→ **Your goal**
Because the lines must stay identical, write out the data without changing anything.

→ **Element data from apps and pages**
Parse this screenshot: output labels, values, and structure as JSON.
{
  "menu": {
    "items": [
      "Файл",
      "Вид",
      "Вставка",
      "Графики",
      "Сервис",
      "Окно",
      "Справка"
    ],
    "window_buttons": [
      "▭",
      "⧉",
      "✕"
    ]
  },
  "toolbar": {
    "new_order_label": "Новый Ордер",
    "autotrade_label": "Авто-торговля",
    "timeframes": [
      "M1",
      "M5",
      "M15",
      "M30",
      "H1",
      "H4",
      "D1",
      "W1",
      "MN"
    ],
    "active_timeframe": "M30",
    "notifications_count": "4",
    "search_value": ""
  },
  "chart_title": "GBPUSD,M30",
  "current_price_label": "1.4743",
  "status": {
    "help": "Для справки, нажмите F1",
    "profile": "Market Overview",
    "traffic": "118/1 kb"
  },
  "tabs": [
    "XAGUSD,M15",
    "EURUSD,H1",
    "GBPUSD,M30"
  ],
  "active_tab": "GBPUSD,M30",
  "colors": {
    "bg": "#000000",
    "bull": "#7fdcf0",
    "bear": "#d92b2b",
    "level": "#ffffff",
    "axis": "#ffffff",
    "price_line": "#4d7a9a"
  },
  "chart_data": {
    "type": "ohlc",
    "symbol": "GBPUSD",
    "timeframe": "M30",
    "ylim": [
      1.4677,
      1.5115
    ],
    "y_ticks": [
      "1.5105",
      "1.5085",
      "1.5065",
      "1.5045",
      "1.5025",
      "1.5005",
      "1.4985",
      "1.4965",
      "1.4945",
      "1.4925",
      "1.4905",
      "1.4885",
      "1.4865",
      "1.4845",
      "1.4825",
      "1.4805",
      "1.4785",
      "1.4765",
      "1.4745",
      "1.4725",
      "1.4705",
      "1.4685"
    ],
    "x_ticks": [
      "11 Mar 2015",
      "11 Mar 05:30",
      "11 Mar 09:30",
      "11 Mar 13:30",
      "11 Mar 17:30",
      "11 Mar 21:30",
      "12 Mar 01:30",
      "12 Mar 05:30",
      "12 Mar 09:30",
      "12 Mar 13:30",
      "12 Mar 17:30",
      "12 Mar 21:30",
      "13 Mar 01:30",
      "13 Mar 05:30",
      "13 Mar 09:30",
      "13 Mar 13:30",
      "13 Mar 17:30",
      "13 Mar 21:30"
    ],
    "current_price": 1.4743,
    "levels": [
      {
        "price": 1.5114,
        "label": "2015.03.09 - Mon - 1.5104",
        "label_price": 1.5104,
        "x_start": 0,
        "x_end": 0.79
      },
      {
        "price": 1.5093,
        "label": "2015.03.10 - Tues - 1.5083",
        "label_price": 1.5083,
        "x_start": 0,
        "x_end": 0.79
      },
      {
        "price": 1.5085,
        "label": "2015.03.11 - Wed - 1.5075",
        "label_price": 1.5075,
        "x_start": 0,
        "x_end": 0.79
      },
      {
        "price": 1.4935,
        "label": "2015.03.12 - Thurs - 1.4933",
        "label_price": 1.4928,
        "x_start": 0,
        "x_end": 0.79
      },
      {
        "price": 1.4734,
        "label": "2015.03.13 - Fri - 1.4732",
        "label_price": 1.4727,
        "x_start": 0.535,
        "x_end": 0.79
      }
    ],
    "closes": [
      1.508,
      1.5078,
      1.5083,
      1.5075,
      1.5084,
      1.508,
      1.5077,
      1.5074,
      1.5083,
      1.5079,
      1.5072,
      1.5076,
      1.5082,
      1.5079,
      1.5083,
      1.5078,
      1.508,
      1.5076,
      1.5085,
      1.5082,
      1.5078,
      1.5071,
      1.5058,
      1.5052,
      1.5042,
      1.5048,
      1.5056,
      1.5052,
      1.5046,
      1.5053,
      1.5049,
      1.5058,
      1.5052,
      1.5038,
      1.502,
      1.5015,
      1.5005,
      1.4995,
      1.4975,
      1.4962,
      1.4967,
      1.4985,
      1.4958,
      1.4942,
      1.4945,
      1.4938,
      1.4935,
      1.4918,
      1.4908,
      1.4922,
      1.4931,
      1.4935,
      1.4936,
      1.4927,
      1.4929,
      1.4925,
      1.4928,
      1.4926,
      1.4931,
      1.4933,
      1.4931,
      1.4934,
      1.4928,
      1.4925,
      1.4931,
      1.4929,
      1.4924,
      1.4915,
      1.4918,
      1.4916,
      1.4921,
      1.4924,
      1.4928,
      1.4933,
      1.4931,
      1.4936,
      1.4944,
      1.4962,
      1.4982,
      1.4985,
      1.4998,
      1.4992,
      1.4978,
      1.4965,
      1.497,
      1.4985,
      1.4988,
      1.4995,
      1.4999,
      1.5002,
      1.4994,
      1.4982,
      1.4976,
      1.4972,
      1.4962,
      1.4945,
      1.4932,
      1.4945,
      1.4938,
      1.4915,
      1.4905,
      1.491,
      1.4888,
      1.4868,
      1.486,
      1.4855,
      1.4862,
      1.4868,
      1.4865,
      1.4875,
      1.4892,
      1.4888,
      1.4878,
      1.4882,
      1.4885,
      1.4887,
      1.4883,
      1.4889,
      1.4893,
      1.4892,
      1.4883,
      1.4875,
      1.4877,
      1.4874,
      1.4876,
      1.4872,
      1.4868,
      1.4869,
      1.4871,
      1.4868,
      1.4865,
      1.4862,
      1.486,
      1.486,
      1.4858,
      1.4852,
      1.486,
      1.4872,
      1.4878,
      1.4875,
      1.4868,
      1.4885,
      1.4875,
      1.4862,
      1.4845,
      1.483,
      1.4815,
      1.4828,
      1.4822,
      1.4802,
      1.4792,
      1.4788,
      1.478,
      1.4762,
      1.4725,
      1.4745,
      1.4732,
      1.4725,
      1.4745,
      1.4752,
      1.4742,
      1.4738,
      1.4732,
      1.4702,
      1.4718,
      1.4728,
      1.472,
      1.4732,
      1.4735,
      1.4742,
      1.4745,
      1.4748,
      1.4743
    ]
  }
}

→ **Result of this exercise**
Parse this screenshot: output labels, values, and structure as JSON.
{
  "menu": {
    "items": [
      "Файл",
      "Вид",
      "Вставка",
      "Графики",
      "Сервис",
      "Окно",
      "Справка"
    ],
    "window_buttons": [
      "▭",
      "⧉",
      "✕"
    ]
  },
  "toolbar": {
    "new_order_label": "Новый Ордер",
    "autotrade_label": "Авто-торговля",
    "timeframes": [
      "M1",
      "M5",
      "M15",
      "M30",
      "H1",
      "H4",
      "D1",
      "W1",
      "MN"
    ],
    "active_timeframe": "M30",
    "notifications_count": "4",
    "search_value": ""
  },
  "chart_title": "GBPUSD,M30",
  "current_price_label": "1.4743",
  "status": {
    "help": "Для справки, нажмите F1",
    "profile": "Market Overview",
    "traffic": "118/1 kb"
  },
  "tabs": [
    "XAGUSD,M15",
    "EURUSD,H1",
    "GBPUSD,M30"
  ],
  "active_tab": "GBPUSD,M30",
  "colors": {
    "bg": "#000000",
    "bull": "#7fdcf0",
    "bear": "#d92b2b",
    "level": "#ffffff",
    "axis": "#ffffff",
    "price_line": "#4d7a9a"
  },
  "chart_data": {
    "type": "ohlc",
    "symbol": "GBPUSD",
    "timeframe": "M30",
    "ylim": [
      1.4677,
      1.5115
    ],
    "y_ticks": [
      "1.5105",
      "1.5085",
      "1.5065",
      "1.5045",
      "1.5025",
      "1.5005",
      "1.4985",
      "1.4965",
      "1.4945",
      "1.4925",
      "1.4905",
      "1.4885",
      "1.4865",
      "1.4845",
      "1.4825",
      "1.4805",
      "1.4785",
      "1.4765",
      "1.4745",
      "1.4725",
      "1.4705",
      "1.4685"
    ],
    "x_ticks": [
      "11 Mar 2015",
      "11 Mar 05:30",
      "11 Mar 09:30",
      "11 Mar 13:30",
      "11 Mar 17:30",
      "11 Mar 21:30",
      "12 Mar 01:30",
      "12 Mar 05:30",
      "12 Mar 09:30",
      "12 Mar 13:30",
      "12 Mar 17:30",
      "12 Mar 21:30",
      "13 Mar 01:30",
      "13 Mar 05:30",
      "13 Mar 09:30",
      "13 Mar 13:30",
      "13 Mar 17:30",
      "13 Mar 21:30"
    ],
    "current_price": 1.4743,
    "levels": [
      {
        "price": 1.5114,
        "label": "2015.03.09 - Mon - 1.5104",
        "label_price": 1.5104,
        "x_start": 0,
        "x_end": 0.79
      },
      {
        "price": 1.5093,
        "label": "2015.03.10 - Tues - 1.5083",
        "label_price": 1.5083,
        "x_start": 0,
        "x_end": 0.79
      },
      {
        "price": 1.5085,
        "label": "2015.03.11 - Wed - 1.5075",
        "label_price": 1.5075,
        "x_start": 0,
        "x_end": 0.79
      },
      {
        "price": 1.4935,
        "label": "2015.03.12 - Thurs - 1.4933",
        "label_price": 1.4928,
        "x_start": 0,
        "x_end": 0.79
      },
      {
        "price": 1.4734,
        "label": "2015.03.13 - Fri - 1.4732",
        "label_price": 1.4727,
        "x_start": 0.535,
        "x_end": 0.79
      }
    ],
    "closes": [
      1.508,
      1.5078,
      1.5083,
      1.5075,
      1.5084,
      1.508,
      1.5077,
      1.5074,
      1.5083,
      1.5079,
      1.5072,
      1.5076,
      1.5082,
      1.5079,
      1.5083,
      1.5078,
      1.508,
      1.5076,
      1.5085,
      1.5082,
      1.5078,
      1.5071,
      1.5058,
      1.5052,
      1.5042,
      1.5048,
      1.5056,
      1.5052,
      1.5046,
      1.5053,
      1.5049,
      1.5058,
      1.5052,
      1.5038,
      1.502,
      1.5015,
      1.5005,
      1.4995,
      1.4975,
      1.4962,
      1.4967,
      1.4985,
      1.4958,
      1.4942,
      1.4945,
      1.4938,
      1.4935,
      1.4918,
      1.4908,
      1.4922,
      1.4931,
      1.4935,
      1.4936,
      1.4927,
      1.4929,
      1.4925,
      1.4928,
      1.4926,
      1.4931,
      1.4933,
      1.4931,
      1.4934,
      1.4928,
      1.4925,
      1.4931,
      1.4929,
      1.4924,
      1.4915,
      1.4918,
      1.4916,
      1.4921,
      1.4924,
      1.4928,
      1.4933,
      1.4931,
      1.4936,
      1.4944,
      1.4962,
      1.4982,
      1.4985,
      1.4998,
      1.4992,
      1.4978,
      1.4965,
      1.497,
      1.4985,
      1.4988,
      1.4995,
      1.4999,
      1.5002,
      1.4994,
      1.4982,
      1.4976,
      1.4972,
      1.4962,
      1.4945,
      1.4932,
      1.4945,
      1.4938,
      1.4915,
      1.4905,
      1.491,
      1.4888,
      1.4868,
      1.486,
      1.4855,
      1.4862,
      1.4868,
      1.4865,
      1.4875,
      1.4892,
      1.4888,
      1.4878,
      1.4882,
      1.4885,
      1.4887,
      1.4883,
      1.4889,
      1.4893,
      1.4892,
      1.4883,
      1.4875,
      1.4877,
      1.4874,
      1.4876,
      1.4872,
      1.4868,
      1.4869,
      1.4871,
      1.4868,
      1.4865,
      1.4862,
      1.486,
      1.486,
      1.4858,
      1.4852,
      1.486,
      1.4872,
      1.4878,
      1.4875,
      1.4868,
      1.4885,
      1.4875,
      1.4862,
      1.4845,
      1.483,
      1.4815,
      1.4828,
      1.4822,
      1.4802,
      1.4792,
      1.4788,
      1.478,
      1.4762,
      1.4725,
      1.4745,
      1.4732,
      1.4725,
      1.4745,
      1.4752,
      1.4742,
      1.4738,
      1.4732,
      1.4702,
      1.4718,
      1.4728,
      1.472,
      1.4732,
      1.4735,
      1.4742,
      1.4745,
      1.4748,
      1.4743
    ]
  }
}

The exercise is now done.